───── PROVIDED RECORDS

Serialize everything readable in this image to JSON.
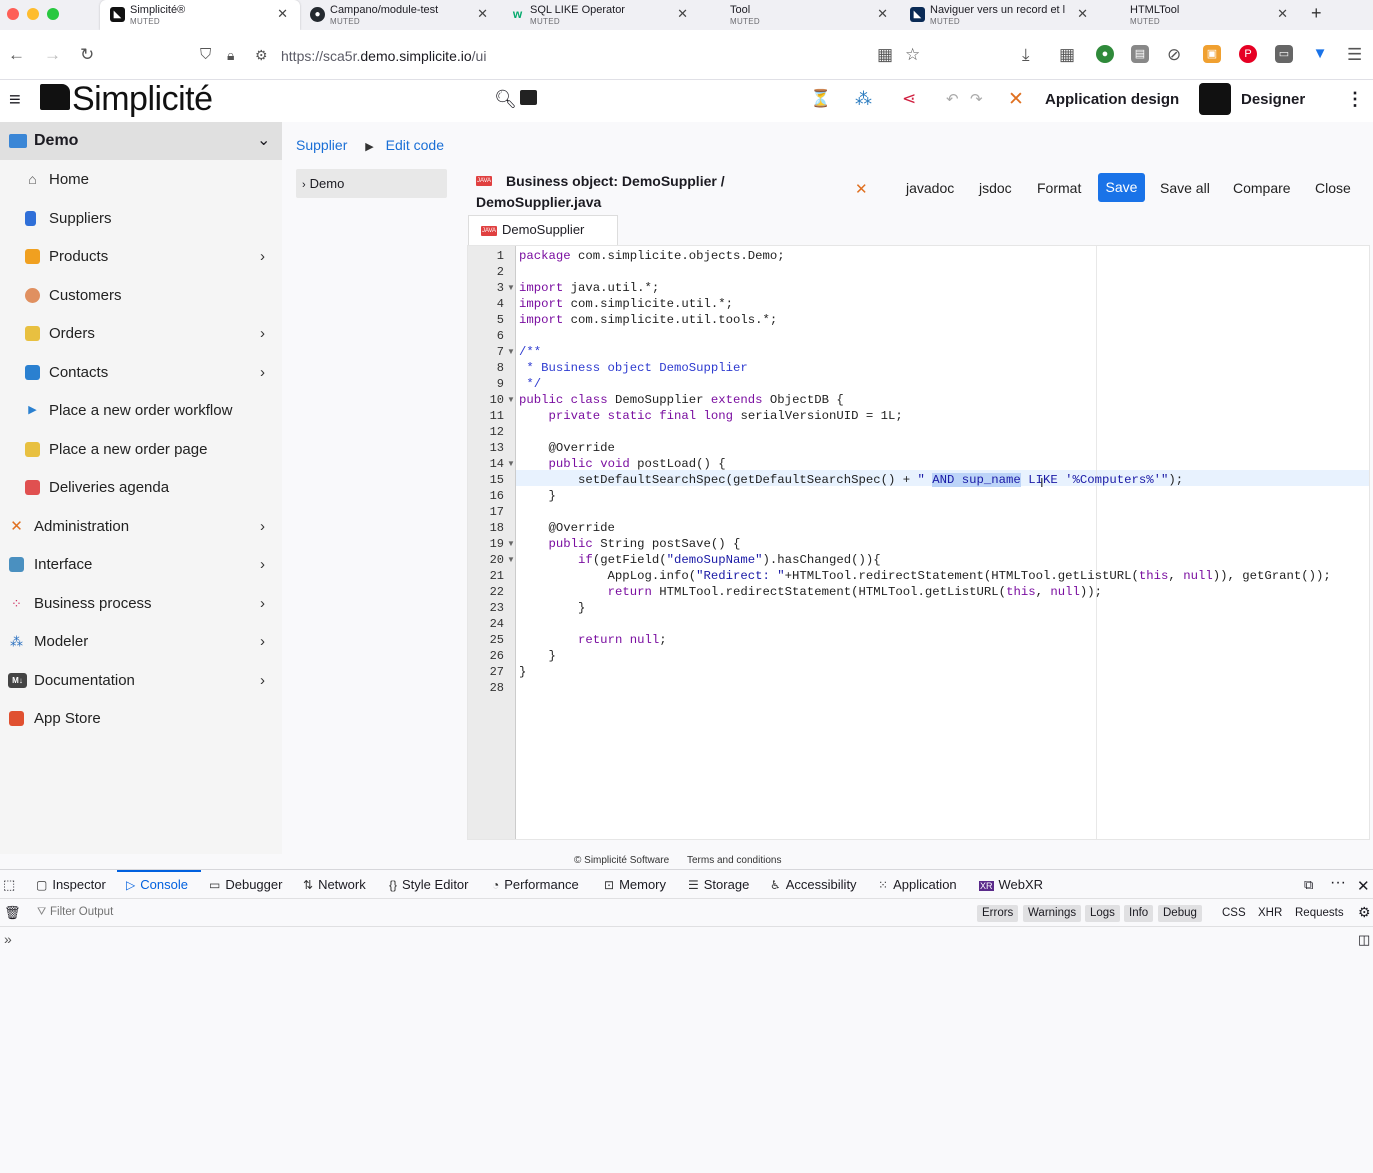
{
  "browser": {
    "tabs": [
      {
        "title": "Simplicité®",
        "sub": "MUTED",
        "icon": "simplicite-favicon-icon",
        "active": true
      },
      {
        "title": "Campano/module-test",
        "sub": "MUTED",
        "icon": "github-icon"
      },
      {
        "title": "SQL LIKE Operator",
        "sub": "MUTED",
        "icon": "w3schools-icon"
      },
      {
        "title": "Tool",
        "sub": "MUTED",
        "icon": ""
      },
      {
        "title": "Naviguer vers un record et l",
        "sub": "MUTED",
        "icon": "simplicite-favicon-icon"
      },
      {
        "title": "HTMLTool",
        "sub": "MUTED",
        "icon": ""
      }
    ],
    "url_prefix": "https://sca5r.",
    "url_host": "demo.simplicite.io",
    "url_path": "/ui"
  },
  "app": {
    "logo": "Simplicité",
    "header_right_label": "Application design",
    "user_label": "Designer"
  },
  "sidebar": {
    "scope": "Demo",
    "items": [
      {
        "label": "Home",
        "icon": "home-icon",
        "chevron": false
      },
      {
        "label": "Suppliers",
        "icon": "building-icon",
        "chevron": false
      },
      {
        "label": "Products",
        "icon": "box-icon",
        "chevron": true
      },
      {
        "label": "Customers",
        "icon": "people-icon",
        "chevron": false
      },
      {
        "label": "Orders",
        "icon": "folder-icon",
        "chevron": true
      },
      {
        "label": "Contacts",
        "icon": "chat-icon",
        "chevron": true
      },
      {
        "label": "Place a new order workflow",
        "icon": "play-icon",
        "chevron": false
      },
      {
        "label": "Place a new order page",
        "icon": "folder-icon",
        "chevron": false
      },
      {
        "label": "Deliveries agenda",
        "icon": "calendar-icon",
        "chevron": false
      }
    ],
    "sections": [
      {
        "label": "Administration",
        "icon": "tools-icon",
        "chevron": true
      },
      {
        "label": "Interface",
        "icon": "image-icon",
        "chevron": true
      },
      {
        "label": "Business process",
        "icon": "process-icon",
        "chevron": true
      },
      {
        "label": "Modeler",
        "icon": "diagram-icon",
        "chevron": true
      },
      {
        "label": "Documentation",
        "icon": "markdown-icon",
        "chevron": true
      },
      {
        "label": "App Store",
        "icon": "store-icon",
        "chevron": false
      }
    ]
  },
  "breadcrumb": {
    "first": "Supplier",
    "second": "Edit code"
  },
  "tree": {
    "label": "Demo"
  },
  "editor": {
    "title_line1": "Business object: DemoSupplier /",
    "title_line2": "DemoSupplier.java",
    "tab_label": "DemoSupplier",
    "toolbar": {
      "javadoc": "javadoc",
      "jsdoc": "jsdoc",
      "format": "Format",
      "save": "Save",
      "save_all": "Save all",
      "compare": "Compare",
      "close": "Close"
    },
    "line_numbers": [
      "1",
      "2",
      "3",
      "4",
      "5",
      "6",
      "7",
      "8",
      "9",
      "10",
      "11",
      "12",
      "13",
      "14",
      "15",
      "16",
      "17",
      "18",
      "19",
      "20",
      "21",
      "22",
      "23",
      "24",
      "25",
      "26",
      "27",
      "28"
    ],
    "code": [
      "package com.simplicite.objects.Demo;",
      "",
      "import java.util.*;",
      "import com.simplicite.util.*;",
      "import com.simplicite.util.tools.*;",
      "",
      "/**",
      " * Business object DemoSupplier",
      " */",
      "public class DemoSupplier extends ObjectDB {",
      "    private static final long serialVersionUID = 1L;",
      "",
      "    @Override",
      "    public void postLoad() {",
      "        setDefaultSearchSpec(getDefaultSearchSpec() + \" AND sup_name LIKE '%Computers%'\");",
      "    }",
      "",
      "    @Override",
      "    public String postSave() {",
      "        if(getField(\"demoSupName\").hasChanged()){",
      "            AppLog.info(\"Redirect: \"+HTMLTool.redirectStatement(HTMLTool.getListURL(this, null)), getGrant());",
      "            return HTMLTool.redirectStatement(HTMLTool.getListURL(this, null));",
      "        }",
      "",
      "        return null;",
      "    }",
      "}",
      ""
    ]
  },
  "footer": {
    "copyright": "© Simplicité Software",
    "terms": "Terms and conditions"
  },
  "devtools": {
    "tabs": [
      "Inspector",
      "Console",
      "Debugger",
      "Network",
      "Style Editor",
      "Performance",
      "Memory",
      "Storage",
      "Accessibility",
      "Application",
      "WebXR"
    ],
    "active_tab": "Console",
    "filter_placeholder": "Filter Output",
    "levels": [
      "Errors",
      "Warnings",
      "Logs",
      "Info",
      "Debug"
    ],
    "extra_filters": [
      "CSS",
      "XHR",
      "Requests"
    ]
  }
}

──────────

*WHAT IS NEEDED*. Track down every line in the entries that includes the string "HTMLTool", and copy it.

*RESULT*.
        "title": "HTMLTool",
      "            AppLog.info(\"Redirect: \"+HTMLTool.redirectStatement(HTMLTool.getListURL(this, null)), getGrant());",
      "            return HTMLTool.redirectStatement(HTMLTool.getListURL(this, null));",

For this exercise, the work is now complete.